┌──

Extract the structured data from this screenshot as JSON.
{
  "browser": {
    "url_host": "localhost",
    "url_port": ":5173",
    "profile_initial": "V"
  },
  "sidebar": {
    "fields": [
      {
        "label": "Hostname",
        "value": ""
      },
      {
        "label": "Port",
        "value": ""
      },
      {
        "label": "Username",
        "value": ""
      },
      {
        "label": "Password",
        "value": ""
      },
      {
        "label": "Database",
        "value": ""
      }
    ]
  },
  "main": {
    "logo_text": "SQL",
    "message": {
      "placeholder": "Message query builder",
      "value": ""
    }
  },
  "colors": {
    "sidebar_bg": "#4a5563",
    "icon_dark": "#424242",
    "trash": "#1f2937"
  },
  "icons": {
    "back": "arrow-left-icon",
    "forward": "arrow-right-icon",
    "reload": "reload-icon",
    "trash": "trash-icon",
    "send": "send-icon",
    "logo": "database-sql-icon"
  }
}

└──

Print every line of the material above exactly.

Extract the structured data from this screenshot as JSON.
{
  "browser": {
    "url_host": "localhost",
    "url_port": ":5173",
    "profile_initial": "V"
  },
  "sidebar": {
    "fields": [
      {
        "label": "Hostname",
        "value": ""
      },
      {
        "label": "Port",
        "value": ""
      },
      {
        "label": "Username",
        "value": ""
      },
      {
        "label": "Password",
        "value": ""
      },
      {
        "label": "Database",
        "value": ""
      }
    ]
  },
  "main": {
    "logo_text": "SQL",
    "message": {
      "placeholder": "Message query builder",
      "value": ""
    }
  },
  "colors": {
    "sidebar_bg": "#4a5563",
    "icon_dark": "#424242",
    "trash": "#1f2937"
  },
  "icons": {
    "back": "arrow-left-icon",
    "forward": "arrow-right-icon",
    "reload": "reload-icon",
    "trash": "trash-icon",
    "send": "send-icon",
    "logo": "database-sql-icon"
  }
}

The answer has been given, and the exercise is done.